you couldn't possibly believe how earth shattering this can be for some."

this Phrase so close to home.

I like the "purist" judo in the dojo when I am being "free" and getting my metaphysical on.
as far as playing in a match I like winning. Sometimes too much :slight_smile: thus the sneaky guy bag of tricks that I enjoy so much.
after greco, needless to say my judo changed allot. I can be guilty of some ugly judo.

kmc


#18

I think the beauty of judo is that if you don't want to lose by morote gari, then you have every opportunity to plant your opponents back on the mat before it happens.
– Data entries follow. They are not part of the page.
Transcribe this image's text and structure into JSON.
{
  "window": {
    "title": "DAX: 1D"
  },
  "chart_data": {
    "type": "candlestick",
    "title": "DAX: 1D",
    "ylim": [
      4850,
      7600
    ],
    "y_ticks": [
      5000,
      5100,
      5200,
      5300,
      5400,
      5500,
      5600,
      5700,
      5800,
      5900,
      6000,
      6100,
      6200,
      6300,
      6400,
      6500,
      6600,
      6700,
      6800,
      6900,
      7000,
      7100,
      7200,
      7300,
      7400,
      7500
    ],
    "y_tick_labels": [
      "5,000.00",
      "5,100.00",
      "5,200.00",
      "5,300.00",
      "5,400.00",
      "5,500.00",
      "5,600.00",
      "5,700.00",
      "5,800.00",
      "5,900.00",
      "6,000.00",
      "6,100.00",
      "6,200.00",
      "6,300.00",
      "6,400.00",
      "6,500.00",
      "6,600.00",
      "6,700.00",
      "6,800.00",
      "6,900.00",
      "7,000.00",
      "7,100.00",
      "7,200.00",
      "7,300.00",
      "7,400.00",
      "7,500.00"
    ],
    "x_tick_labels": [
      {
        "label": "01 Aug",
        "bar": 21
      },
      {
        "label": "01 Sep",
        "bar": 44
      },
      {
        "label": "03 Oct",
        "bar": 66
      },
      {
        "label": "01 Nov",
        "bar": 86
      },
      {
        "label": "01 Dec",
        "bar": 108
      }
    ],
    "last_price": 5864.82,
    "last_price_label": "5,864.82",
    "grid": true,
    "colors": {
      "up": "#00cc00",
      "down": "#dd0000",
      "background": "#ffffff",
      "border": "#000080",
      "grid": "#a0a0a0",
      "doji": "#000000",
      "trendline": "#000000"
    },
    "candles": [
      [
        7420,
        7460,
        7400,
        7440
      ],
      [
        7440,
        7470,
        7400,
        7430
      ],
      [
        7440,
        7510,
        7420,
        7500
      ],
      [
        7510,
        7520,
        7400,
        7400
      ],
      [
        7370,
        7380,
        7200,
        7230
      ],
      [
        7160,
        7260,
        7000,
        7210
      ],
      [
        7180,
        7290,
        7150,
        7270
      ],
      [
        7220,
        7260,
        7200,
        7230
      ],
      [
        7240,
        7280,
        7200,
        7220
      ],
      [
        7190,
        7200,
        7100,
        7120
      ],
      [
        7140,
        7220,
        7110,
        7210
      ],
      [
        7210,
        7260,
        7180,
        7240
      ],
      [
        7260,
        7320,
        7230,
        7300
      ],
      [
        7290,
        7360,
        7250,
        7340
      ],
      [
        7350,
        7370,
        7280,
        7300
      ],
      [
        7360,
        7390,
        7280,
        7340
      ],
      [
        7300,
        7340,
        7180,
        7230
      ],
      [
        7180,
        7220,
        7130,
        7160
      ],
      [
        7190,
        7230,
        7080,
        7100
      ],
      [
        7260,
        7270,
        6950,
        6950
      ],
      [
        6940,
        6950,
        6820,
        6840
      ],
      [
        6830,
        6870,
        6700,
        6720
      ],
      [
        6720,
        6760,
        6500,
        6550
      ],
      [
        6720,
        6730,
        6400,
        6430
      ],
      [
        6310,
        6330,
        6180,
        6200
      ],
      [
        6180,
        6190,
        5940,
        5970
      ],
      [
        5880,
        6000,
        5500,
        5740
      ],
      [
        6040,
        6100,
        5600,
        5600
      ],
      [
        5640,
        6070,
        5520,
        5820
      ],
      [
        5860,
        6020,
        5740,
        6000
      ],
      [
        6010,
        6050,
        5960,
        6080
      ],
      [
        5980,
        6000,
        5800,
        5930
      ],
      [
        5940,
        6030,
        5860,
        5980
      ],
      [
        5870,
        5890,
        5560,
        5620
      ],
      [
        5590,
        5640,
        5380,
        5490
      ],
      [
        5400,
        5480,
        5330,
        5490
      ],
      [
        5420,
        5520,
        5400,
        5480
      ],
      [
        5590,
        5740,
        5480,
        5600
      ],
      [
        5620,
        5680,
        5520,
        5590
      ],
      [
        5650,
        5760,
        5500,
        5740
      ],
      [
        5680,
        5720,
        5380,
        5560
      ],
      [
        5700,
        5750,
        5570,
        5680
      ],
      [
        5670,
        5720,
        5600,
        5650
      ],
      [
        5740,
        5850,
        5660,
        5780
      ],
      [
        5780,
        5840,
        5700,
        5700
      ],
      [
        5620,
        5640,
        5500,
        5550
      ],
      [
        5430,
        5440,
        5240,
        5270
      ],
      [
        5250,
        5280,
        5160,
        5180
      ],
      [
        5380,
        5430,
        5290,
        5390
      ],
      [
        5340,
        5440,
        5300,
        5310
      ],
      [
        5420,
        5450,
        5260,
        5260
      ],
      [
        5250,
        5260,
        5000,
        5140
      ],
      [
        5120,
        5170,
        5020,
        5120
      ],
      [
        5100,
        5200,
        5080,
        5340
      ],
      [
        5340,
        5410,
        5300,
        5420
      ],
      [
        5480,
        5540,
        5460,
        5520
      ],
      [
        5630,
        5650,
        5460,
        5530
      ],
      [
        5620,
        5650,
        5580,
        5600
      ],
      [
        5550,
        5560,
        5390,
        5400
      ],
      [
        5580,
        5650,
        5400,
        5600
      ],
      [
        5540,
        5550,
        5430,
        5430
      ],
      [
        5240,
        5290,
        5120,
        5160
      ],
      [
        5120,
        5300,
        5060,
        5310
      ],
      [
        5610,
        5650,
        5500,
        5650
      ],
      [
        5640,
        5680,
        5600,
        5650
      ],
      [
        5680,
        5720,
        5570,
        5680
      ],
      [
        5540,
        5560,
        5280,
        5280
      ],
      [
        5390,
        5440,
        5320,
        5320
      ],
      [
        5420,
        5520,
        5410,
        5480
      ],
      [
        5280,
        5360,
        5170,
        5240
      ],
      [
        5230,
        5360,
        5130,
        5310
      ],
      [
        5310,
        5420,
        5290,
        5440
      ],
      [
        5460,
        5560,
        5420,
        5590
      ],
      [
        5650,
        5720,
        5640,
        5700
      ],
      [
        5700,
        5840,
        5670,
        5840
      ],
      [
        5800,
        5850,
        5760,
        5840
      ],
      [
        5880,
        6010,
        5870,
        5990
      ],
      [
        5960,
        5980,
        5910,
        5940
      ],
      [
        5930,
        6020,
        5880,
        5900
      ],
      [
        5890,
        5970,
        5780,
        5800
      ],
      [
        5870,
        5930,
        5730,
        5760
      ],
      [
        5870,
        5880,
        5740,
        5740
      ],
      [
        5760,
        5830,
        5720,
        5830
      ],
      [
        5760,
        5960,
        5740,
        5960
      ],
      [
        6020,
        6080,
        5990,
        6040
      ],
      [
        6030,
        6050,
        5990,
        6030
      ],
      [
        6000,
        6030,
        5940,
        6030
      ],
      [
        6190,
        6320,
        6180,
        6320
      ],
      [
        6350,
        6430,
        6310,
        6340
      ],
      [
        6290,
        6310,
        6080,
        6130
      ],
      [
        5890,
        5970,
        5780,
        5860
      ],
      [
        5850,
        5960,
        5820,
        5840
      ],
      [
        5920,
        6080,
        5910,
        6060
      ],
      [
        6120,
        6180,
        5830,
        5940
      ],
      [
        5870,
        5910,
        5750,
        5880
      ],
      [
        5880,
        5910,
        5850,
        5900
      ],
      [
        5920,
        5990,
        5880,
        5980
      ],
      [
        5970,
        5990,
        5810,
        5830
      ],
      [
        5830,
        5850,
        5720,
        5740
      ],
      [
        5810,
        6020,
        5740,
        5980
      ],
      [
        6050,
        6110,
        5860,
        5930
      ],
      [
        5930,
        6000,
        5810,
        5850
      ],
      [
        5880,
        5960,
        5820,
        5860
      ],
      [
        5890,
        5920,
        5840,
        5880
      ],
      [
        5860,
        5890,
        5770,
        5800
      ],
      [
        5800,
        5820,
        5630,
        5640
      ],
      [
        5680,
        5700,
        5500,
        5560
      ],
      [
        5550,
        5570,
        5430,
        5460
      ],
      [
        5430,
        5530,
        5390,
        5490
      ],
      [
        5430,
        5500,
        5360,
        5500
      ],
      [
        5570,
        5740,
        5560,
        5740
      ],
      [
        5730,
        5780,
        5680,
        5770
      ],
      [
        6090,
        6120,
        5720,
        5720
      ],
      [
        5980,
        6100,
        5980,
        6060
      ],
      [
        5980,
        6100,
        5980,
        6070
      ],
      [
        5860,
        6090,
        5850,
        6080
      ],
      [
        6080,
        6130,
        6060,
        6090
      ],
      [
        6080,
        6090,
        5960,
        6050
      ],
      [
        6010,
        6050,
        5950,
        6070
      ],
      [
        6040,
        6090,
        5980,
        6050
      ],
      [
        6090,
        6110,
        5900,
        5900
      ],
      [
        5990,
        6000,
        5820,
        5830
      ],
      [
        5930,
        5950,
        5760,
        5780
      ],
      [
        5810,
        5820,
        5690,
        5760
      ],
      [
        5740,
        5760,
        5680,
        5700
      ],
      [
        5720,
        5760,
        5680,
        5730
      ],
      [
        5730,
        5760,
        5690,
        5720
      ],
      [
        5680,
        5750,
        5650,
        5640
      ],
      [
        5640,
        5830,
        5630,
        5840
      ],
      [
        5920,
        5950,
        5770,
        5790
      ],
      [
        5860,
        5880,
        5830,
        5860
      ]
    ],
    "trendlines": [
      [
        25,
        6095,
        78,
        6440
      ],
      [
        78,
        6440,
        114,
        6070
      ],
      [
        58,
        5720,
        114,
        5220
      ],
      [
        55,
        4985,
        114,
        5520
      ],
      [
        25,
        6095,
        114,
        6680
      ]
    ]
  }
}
There is nothing about morote gari that makes it any better than any other throw, and like all throws, it can be countered.


#19

You've pretty much hit it.

judoforum.com/index.php?showtopic=39957&hl= is a long discussion about it on the Judoforum -- well worth reading for the comments.

Dang, I thought your link was to the Jimmy Pedro/Ferguson discussion of the rule, not the same one I linked to.

Well, can't hurt to refer to this link twice and suggest people just find the other one.

Which is here: judoforum.com/index.php?showtopic=39766

Worth looking at for comparison.


#20

If players start using other techniques besides leg take-downs then it is a successful albeit extreme solution.

The question is why they want players to refrain from using leg take-downs.

It could be because of influence from purists. If this rule is something that only the USJA is doing then maybe it is not about "pure judo". Maybe they feel too many US players are relying on their wrestling too much. So much so that is a crutch instead of an advantage.

If we consider the dearth of Olympic and World Championship success of US players then maybe the USJA believes eliminating attacks below the belt will force players to train techniques they are not good at instead of take-downs they may already be good at. They could make the point that players are winning at the local and national level with their wrestling reinforcing training of take-downs. But which leaves them vulnerable at the international level.

I don't know that this is the case, I am just throwing some ideas out there.

In regards to the purists, I have read debate about this in Japan. The debate does not concern which techniques are pure. The debate was about whether players were winning by ippon. There are the traditionalists in Japan who believe pure judo or Japanese judo is winning by ippon. There are some non-traditionalists who think that maybe this mindset should change and that we should accept winning by points or at least not throw out the possibility of winning on points.
Reading some of the traditionalists arguments could be summed up in three rules.

  1. You must win by ippon

  2. Losing is better than winning by points

3 Losing is unacceptable

Before the Beijing Olympics, Satoshi Ishii was heavily criticized for his propensity to win by points. I was surprised some sports publications were ignoring his chances of medaling at the Olympics. I think the traditionalists view of Judo influenced the media's view of him.

Ishii eventually won gold, and his performance was "acceptable". Ishii finally was doing real judo some pundits would say.

Maybe take-downs no matter how good you are at them are not enough to have sustained success(as a program) in Judo at the international level. Maybe the USJA thinks this and this is what they are doing to fix the problem.

I do not think simply take-downs are the source if US judo's lack of international success, it is a much more complex problem. But if one was to look at the sustained success of the Japanese players, like an Inoue who wins multiple world championships and Olympic gold, probably undersized for his division, with uchi mata. Or Koga's success with seionage. Maybe there are some US officials thinking "Why can't we do that?â??. And I am sure that the US could develop players like that.